The cost structure of an organisation is defined as the distribution of costs among the processes an organisation uses to deliver its products or services. An outcome is defined as the result and benefit of achieving an objective, or a desired future state.
Of the 670 organisations we have researched, few ever rethink their cost structures, though all frequently look for cost reductions. The relationship between money and outcomes is largely unknown, and there is no way of ensuring that money is converted into the desired outcomes. They believe that more money will produce better outcomes – but it won’t because they don’t have a system to turn money into outcomes. They think that reorganisation will reduce cost – but reorganisation de-motivates people, and doesn’t change what they do or how they do it.
So what is to be gained from rethinking cost structures, and what is lost by restricting attention to cost reduction?
Drawbacks to current cost reduction strategies
The conventional approach to cost management is to start with the costs and find ways to prevent or reduce them. Well of course, what else could you do? Seems obvious, doesn’t it?
Current cost reduction strategies include outsourcing, category management, process standardisation, leverage of purchasing power, low cost market procurement and some Internet sales models. These strategies work and are very successful in reducing costs.
However, they have defects in common:
- They don’t help you to rethink your cost structure – they reduce costs within the existing structure.
- They don’t tell you which cost reduction strategy should be applied to which area of the business and when.

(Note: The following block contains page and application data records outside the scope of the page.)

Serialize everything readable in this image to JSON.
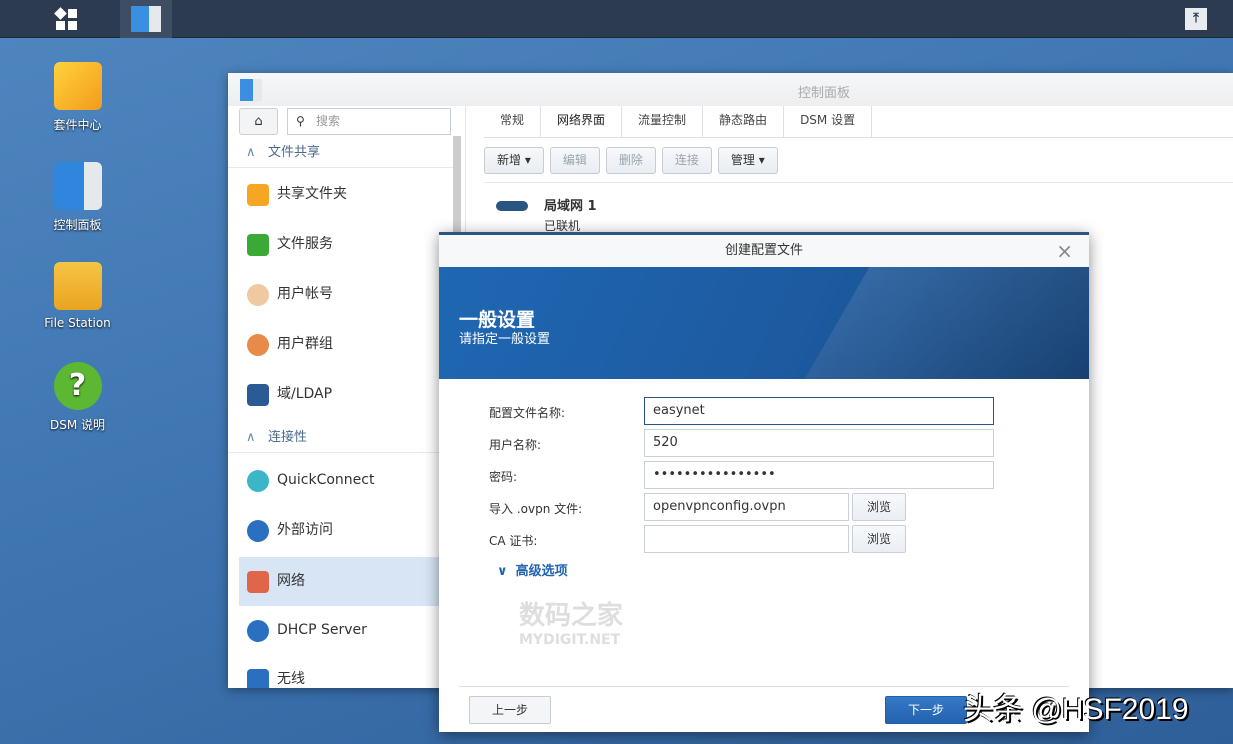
{
  "taskbar": {
    "apps": [
      "main-menu",
      "control-panel"
    ]
  },
  "desktop": {
    "icons": [
      {
        "label": "套件中心"
      },
      {
        "label": "控制面板"
      },
      {
        "label": "File Station"
      },
      {
        "label": "DSM 说明"
      }
    ]
  },
  "window": {
    "title": "控制面板",
    "search_placeholder": "搜索",
    "sections": {
      "file_sharing": "文件共享",
      "connectivity": "连接性"
    },
    "sidebar": [
      {
        "label": "共享文件夹"
      },
      {
        "label": "文件服务"
      },
      {
        "label": "用户帐号"
      },
      {
        "label": "用户群组"
      },
      {
        "label": "域/LDAP"
      },
      {
        "label": "QuickConnect"
      },
      {
        "label": "外部访问"
      },
      {
        "label": "网络",
        "selected": true
      },
      {
        "label": "DHCP Server"
      },
      {
        "label": "无线"
      }
    ],
    "tabs": [
      {
        "label": "常规"
      },
      {
        "label": "网络界面",
        "active": true
      },
      {
        "label": "流量控制"
      },
      {
        "label": "静态路由"
      },
      {
        "label": "DSM 设置"
      }
    ],
    "toolbar": {
      "add": "新增",
      "edit": "编辑",
      "delete": "删除",
      "connect": "连接",
      "manage": "管理"
    },
    "interfaces": [
      {
        "name": "局域网 1",
        "status": "已联机"
      }
    ]
  },
  "dialog": {
    "title": "创建配置文件",
    "heading": "一般设置",
    "subheading": "请指定一般设置",
    "fields": {
      "profile_label": "配置文件名称:",
      "profile_value": "easynet",
      "user_label": "用户名称:",
      "user_value": "520",
      "password_label": "密码:",
      "password_value": "••••••••••••••••",
      "ovpn_label": "导入 .ovpn 文件:",
      "ovpn_value": "openvpnconfig.ovpn",
      "ca_label": "CA 证书:",
      "ca_value": "",
      "browse": "浏览"
    },
    "advanced": "高级选项",
    "back": "上一步",
    "next": "下一步"
  },
  "watermark": {
    "cn": "数码之家",
    "en": "MYDIGIT.NET"
  },
  "overlay_text": "头条 @HSF2019",
  "colors": {
    "accent": "#2462ae",
    "taskbar": "#2c3b50",
    "selected": "#d7e5f5"
  }
}
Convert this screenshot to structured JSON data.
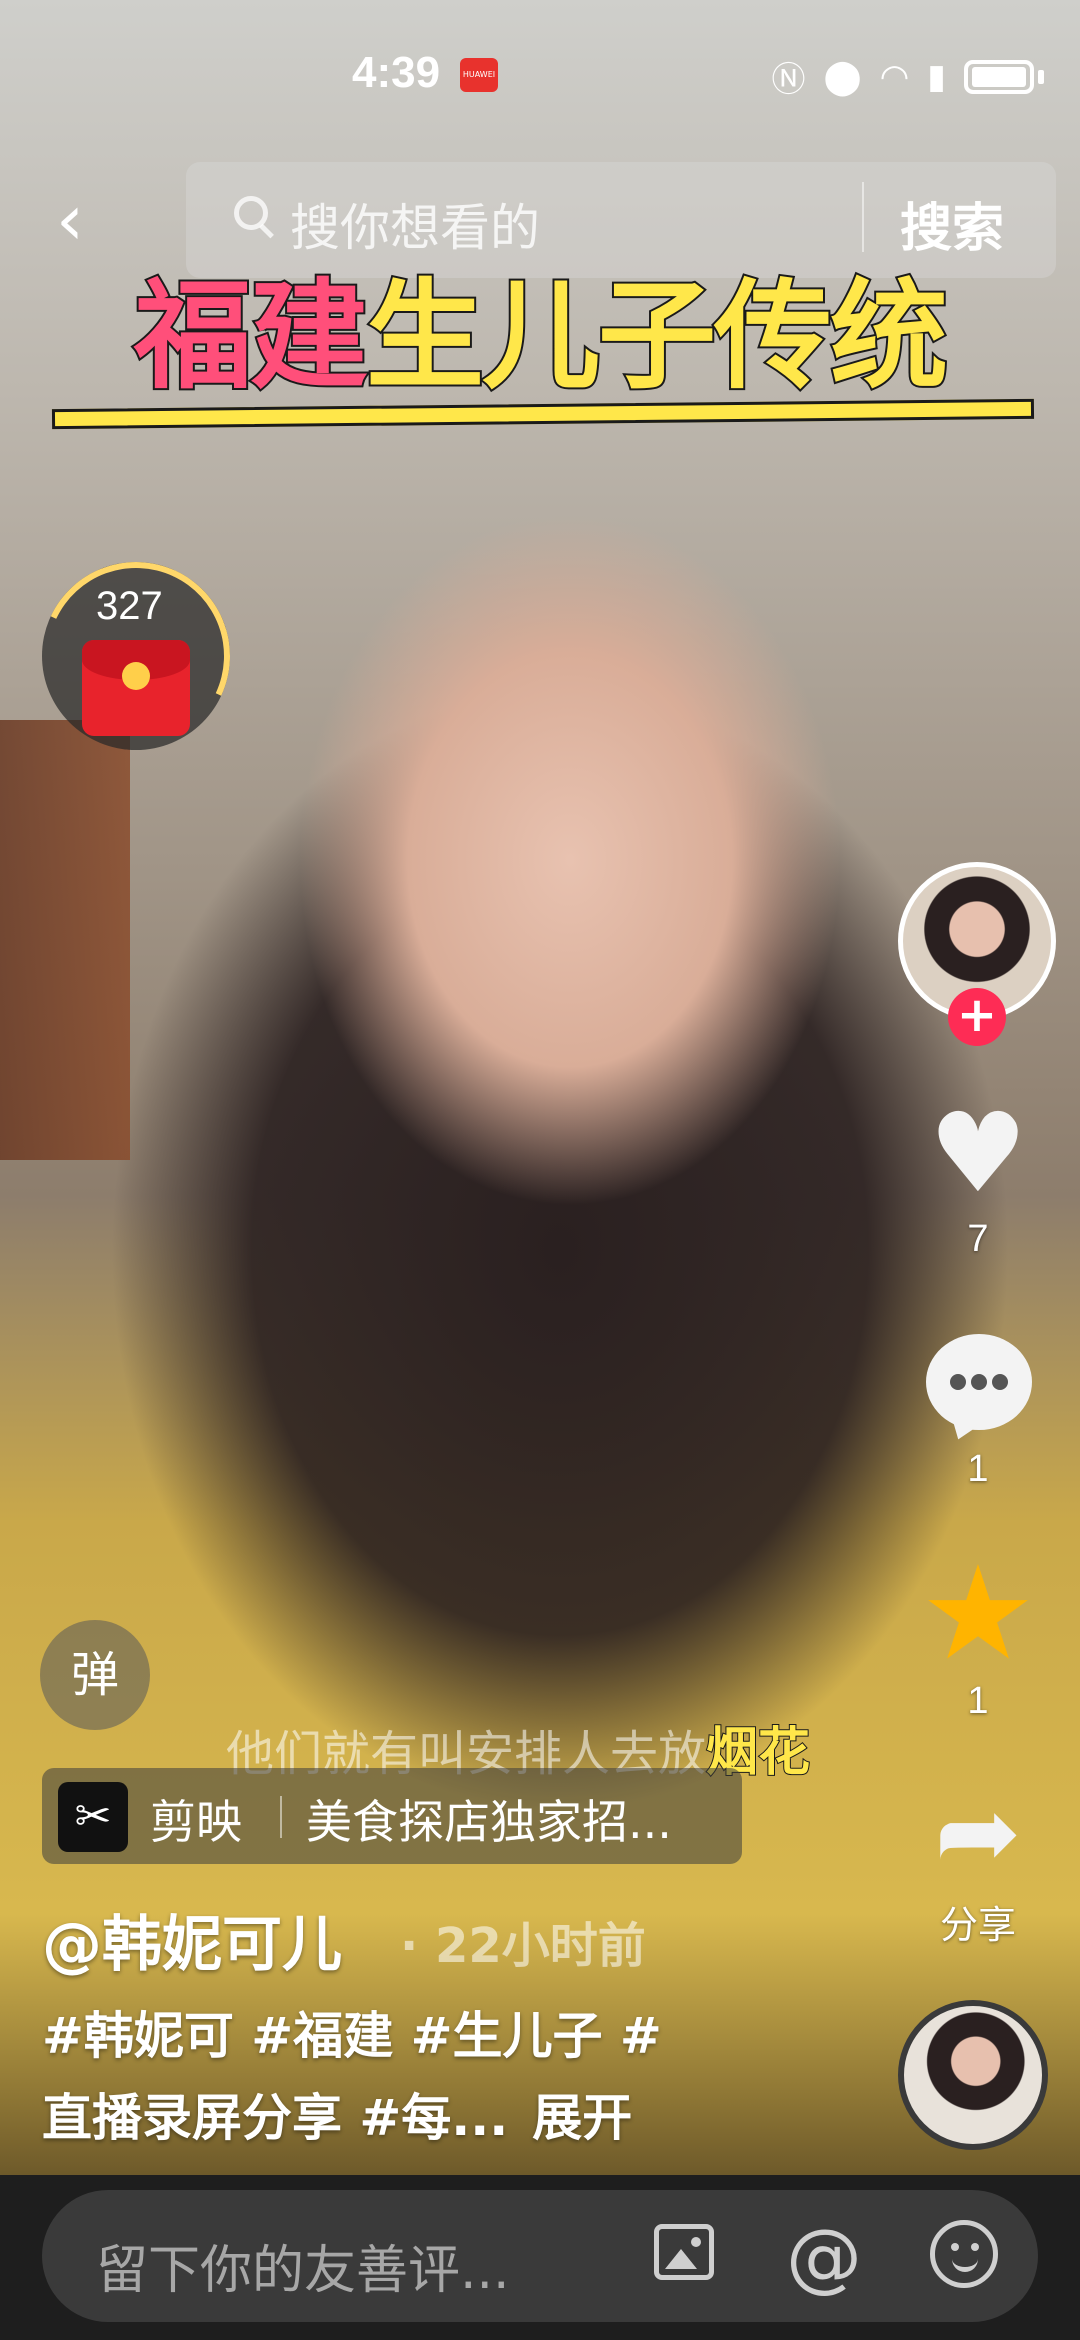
{
  "status_bar": {
    "time": "4:39",
    "badge": "HUAWEI",
    "icons": [
      "nfc-icon",
      "location-icon",
      "wifi-icon",
      "alert-icon",
      "battery-icon"
    ]
  },
  "search": {
    "placeholder": "搜你想看的",
    "button": "搜索"
  },
  "video": {
    "title_part1": "福建",
    "title_part2": "生儿子传统",
    "subtitle_prefix": "他们就有叫安排人去放",
    "subtitle_highlight": "烟花"
  },
  "red_packet": {
    "count": "327"
  },
  "actions": {
    "like_count": "7",
    "comment_count": "1",
    "favorite_count": "1",
    "share_label": "分享",
    "follow_symbol": "+"
  },
  "danmu": {
    "label": "弹"
  },
  "capcut": {
    "app": "剪映",
    "text": "美食探店独家招..."
  },
  "post": {
    "author": "@韩妮可儿",
    "time": "· 22小时前",
    "caption_line1": "#韩妮可 #福建 #生儿子 #",
    "caption_line2": "直播录屏分享 #每...",
    "expand": "展开"
  },
  "comment_bar": {
    "placeholder": "留下你的友善评..."
  },
  "colors": {
    "accent_pink": "#fe2c55",
    "favorite_yellow": "#ffb400",
    "title_yellow": "#ffe74a",
    "title_pink": "#ff4f7a"
  }
}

- They don’t tell you why you’re spending what you’re spending on what.
- They threaten product / service quality.
- They don’t deliver value for money and the outcomes you need to deliver.
- They potentially deprive strategy of the resources required for implementation.
- They don’t make optimum use of resources.
Looking at cost from a different perspective
Here’s a different way to look at it. Instead of letting your cost structure determine your outcomes, let your outcomes determine your cost structure. Instead of starting with cost reduction strategies, start with an outcome delivery strategy. Such an approach lets you have your cake and eat it. You get all the benefits of conventional cost reduction strategies but you also:
- Rethink your cost structure.
- Find out which cost reduction strategy should be applied to which area of the business and when.
- Discover why you’re spending what you’re spending on what.
- Increase product / service quality.
- Deliver value for money and the outcomes you need to deliver.
- Align resources with the strategy.
- Make optimum use of resources.
Consider an analogy
The Titanic had a double-bottomed hull that was divided into 16 watertight compartments. Because four of these could be flooded without endangering the liner’s buoyancy, it was assumed unsinkable. Shortly before midnight on 14th April 1912, the ship collided with an iceberg; five of its watertight compartments were ruptured, causing the ship to sink at 2:20 AM on 15th April.
What lessons can be applied from the Titanic to rethinking cost structures?
Firstly, take a unified approach. Instead of relying on watertight compartments, treat the organisation as a whole. Instead of operating like a ship, whose purpose is to resist its environment, operate like a fish which lives in and co-operates with its environment.
Secondly, look ahead. The pace of change continually increases and so does the need to rethink cost structures. Thinking ahead to what the future outcomes will and should be gives you the ability to define the required cost structure.
Thirdly, use your picture of the future to challenge assumptions and convention. Starting with outcomes gives you a cost structure from which to challenge existing practices, procedures, processes, programmes and even products.